_About this exercise_
The records below need to be repeated exactly, with every picture left out.

_Excerpted data_
════
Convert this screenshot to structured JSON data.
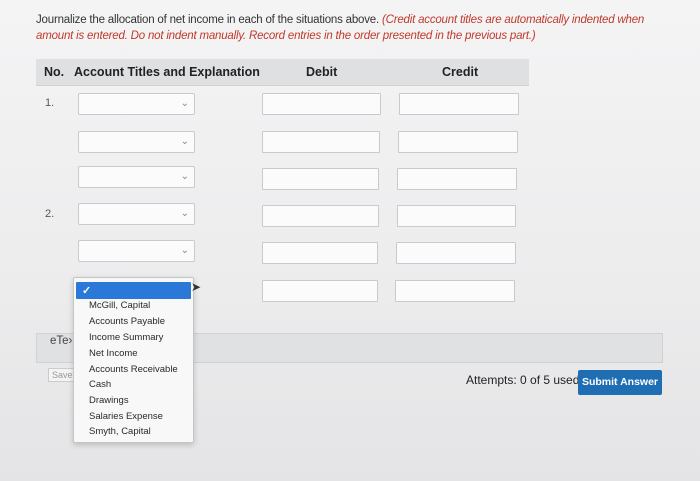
{
  "instructions": {
    "plain": "Journalize the allocation of net income in each of the situations above. ",
    "note": "(Credit account titles are automatically indented when amount is entered. Do not indent manually. Record entries in the order presented in the previous part.)"
  },
  "table": {
    "col_no": "No.",
    "col_account": "Account Titles and Explanation",
    "col_debit": "Debit",
    "col_credit": "Credit"
  },
  "entries": [
    {
      "number": "1."
    },
    {
      "number": "2."
    }
  ],
  "dropdown": {
    "options": [
      "McGill, Capital",
      "Accounts Payable",
      "Income Summary",
      "Net Income",
      "Accounts Receivable",
      "Cash",
      "Drawings",
      "Salaries Expense",
      "Smyth, Capital"
    ],
    "check_icon": "✓"
  },
  "footer": {
    "etext_label": "eTe›",
    "save_label": "Save f",
    "attempts_text": "Attempts: 0 of 5 used",
    "submit_label": "Submit Answer"
  },
  "colors": {
    "submit_bg": "#1f6eb3",
    "selected_option_bg": "#2a78d8",
    "note_red": "#c0392b"
  }
}
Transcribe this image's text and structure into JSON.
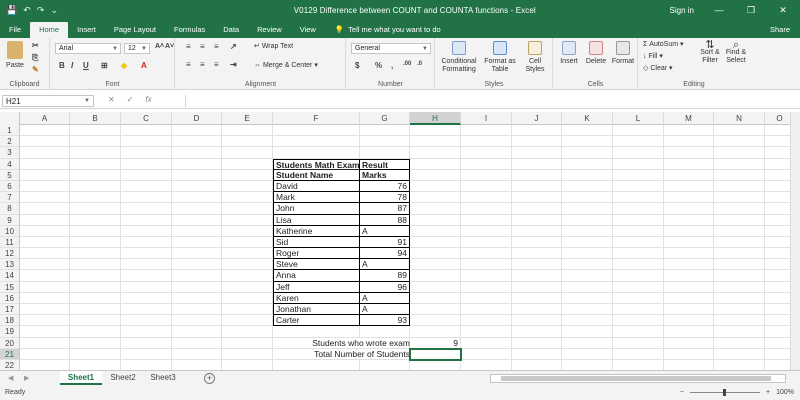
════
_Exercise response_
Convert this screenshot to structured JSON data.
{
  "instructions": {
    "plain": "Journalize the allocation of net income in each of the situations above. ",
    "note": "(Credit account titles are automatically indented when amount is entered. Do not indent manually. Record entries in the order presented in the previous part.)"
  },
  "table": {
    "col_no": "No.",
    "col_account": "Account Titles and Explanation",
    "col_debit": "Debit",
    "col_credit": "Credit"
  },
  "entries": [
    {
      "number": "1."
    },
    {
      "number": "2."
    }
  ],
  "dropdown": {
    "options": [
      "McGill, Capital",
      "Accounts Payable",
      "Income Summary",
      "Net Income",
      "Accounts Receivable",
      "Cash",
      "Drawings",
      "Salaries Expense",
      "Smyth, Capital"
    ],
    "check_icon": "✓"
  },
  "footer": {
    "etext_label": "eTe›",
    "save_label": "Save f",
    "attempts_text": "Attempts: 0 of 5 used",
    "submit_label": "Submit Answer"
  },
  "colors": {
    "submit_bg": "#1f6eb3",
    "selected_option_bg": "#2a78d8",
    "note_red": "#c0392b"
  }
}
Transcribe this image's text and structure into JSON.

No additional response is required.